We need more hands on deck. Yesterday, I was trying to contact doctors in other provinces asking if they’d like to do a stint in Toronto. But there are so many barriers for a health care worker moving province to province. The licensing process and the college registration usually takes weeks to months. Who’s going to pay for their travel? How are we going to accommodate these people? If the logistics of this take eight weeks, by then, this wave might be over. We need them today.
Many doctors have made public pleas for policies they think will help. What do you think is needed right now to prevent us from hitting the 18,000 daily cases that was modelled last week?
We need better restrictions on what’s shut down and what isn’t. The definition of “essential” is still far too broad. Everything that’s happening indoors that isn’t absolutely necessary to the bare-bones functioning of the city needs to be shut down. Indoor gatherings, like weddings, are not necessary. We need paid sick days. And our limited supply of vaccines need to be redirected to hot spots like Scarborough. We can’t wait for more political meetings to make decisions.
Covid has taken a huge psychic toll on health care workers. How are you taking care of yourself?
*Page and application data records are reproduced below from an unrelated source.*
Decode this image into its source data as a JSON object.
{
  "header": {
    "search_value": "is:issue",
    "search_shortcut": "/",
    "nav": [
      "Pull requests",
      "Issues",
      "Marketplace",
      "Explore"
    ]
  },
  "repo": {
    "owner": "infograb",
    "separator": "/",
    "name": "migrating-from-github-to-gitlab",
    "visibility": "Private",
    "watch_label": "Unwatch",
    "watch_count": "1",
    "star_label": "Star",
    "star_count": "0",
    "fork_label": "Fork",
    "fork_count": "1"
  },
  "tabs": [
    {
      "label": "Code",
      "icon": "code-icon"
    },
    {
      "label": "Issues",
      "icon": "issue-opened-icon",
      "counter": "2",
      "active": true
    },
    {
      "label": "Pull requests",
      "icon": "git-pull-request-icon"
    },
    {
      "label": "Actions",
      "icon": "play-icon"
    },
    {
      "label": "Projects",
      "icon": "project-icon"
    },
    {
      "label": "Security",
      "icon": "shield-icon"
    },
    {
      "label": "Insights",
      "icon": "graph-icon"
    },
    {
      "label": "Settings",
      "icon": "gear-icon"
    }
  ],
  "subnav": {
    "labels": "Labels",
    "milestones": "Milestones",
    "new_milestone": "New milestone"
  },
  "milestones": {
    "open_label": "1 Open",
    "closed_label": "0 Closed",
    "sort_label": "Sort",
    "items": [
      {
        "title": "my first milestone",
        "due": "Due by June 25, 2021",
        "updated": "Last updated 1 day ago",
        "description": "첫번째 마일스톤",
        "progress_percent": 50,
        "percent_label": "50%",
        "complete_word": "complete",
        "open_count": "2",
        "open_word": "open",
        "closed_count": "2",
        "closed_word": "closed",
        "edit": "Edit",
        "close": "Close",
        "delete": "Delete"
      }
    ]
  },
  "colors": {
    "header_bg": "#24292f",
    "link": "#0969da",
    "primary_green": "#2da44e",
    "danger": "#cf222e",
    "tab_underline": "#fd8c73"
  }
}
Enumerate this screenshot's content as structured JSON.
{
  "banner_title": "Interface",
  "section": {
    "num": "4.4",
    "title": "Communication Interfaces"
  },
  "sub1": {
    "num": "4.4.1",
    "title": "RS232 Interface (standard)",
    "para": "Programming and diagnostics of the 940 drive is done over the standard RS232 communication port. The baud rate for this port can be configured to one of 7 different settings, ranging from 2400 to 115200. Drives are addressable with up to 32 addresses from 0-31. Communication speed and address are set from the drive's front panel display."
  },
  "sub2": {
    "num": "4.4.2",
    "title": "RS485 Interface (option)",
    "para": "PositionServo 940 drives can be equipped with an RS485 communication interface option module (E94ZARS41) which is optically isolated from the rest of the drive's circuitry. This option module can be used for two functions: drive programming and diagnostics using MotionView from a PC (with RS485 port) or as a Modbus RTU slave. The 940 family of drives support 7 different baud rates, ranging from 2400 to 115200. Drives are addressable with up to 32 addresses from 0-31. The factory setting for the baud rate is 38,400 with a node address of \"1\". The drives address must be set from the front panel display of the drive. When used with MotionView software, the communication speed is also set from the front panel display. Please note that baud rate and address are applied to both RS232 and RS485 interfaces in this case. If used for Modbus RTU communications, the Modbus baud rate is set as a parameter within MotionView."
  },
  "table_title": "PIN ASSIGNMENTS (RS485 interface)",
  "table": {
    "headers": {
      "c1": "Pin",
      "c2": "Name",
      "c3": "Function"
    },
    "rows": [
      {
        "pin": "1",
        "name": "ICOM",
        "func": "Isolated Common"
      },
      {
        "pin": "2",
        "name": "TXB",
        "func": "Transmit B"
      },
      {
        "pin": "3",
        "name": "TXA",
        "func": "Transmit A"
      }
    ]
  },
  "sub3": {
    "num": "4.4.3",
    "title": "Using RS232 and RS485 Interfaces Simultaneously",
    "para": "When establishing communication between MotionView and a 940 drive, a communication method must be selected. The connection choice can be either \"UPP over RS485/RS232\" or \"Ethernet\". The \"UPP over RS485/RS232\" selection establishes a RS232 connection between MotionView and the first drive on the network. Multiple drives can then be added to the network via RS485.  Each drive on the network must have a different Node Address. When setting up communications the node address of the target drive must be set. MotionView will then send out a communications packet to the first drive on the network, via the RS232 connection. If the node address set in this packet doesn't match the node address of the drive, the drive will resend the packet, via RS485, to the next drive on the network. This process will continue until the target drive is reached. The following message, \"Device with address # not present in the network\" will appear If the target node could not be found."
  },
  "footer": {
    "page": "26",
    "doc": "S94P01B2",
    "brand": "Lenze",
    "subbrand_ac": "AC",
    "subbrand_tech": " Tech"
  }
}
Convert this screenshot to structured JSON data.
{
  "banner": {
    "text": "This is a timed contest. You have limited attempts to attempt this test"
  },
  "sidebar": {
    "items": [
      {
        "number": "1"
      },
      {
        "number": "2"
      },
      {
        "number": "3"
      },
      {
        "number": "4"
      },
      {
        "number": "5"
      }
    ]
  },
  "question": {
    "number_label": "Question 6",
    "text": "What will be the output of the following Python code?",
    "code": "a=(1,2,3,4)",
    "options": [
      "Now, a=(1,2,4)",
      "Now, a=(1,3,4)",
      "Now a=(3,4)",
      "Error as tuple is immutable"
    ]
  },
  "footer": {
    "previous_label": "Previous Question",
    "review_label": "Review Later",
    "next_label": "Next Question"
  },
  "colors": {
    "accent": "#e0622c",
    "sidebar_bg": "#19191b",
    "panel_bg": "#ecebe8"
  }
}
This type of trauma is different. I’m lucky to have a strong support system—I live with my mom and dad—but I’ve had days when I’ve completely broken down. I lost a family member to Covid just last week. I get a lot of support from my family, and from my church, but also from individuals who are part of the medical community. We recognize that we’re all soldiers in the same battle, and we can’t afford to lose any soldiers. After every shift, I go into the parking lot, take my mask off, and I just breathe. I don’t take a breath for granted at this point.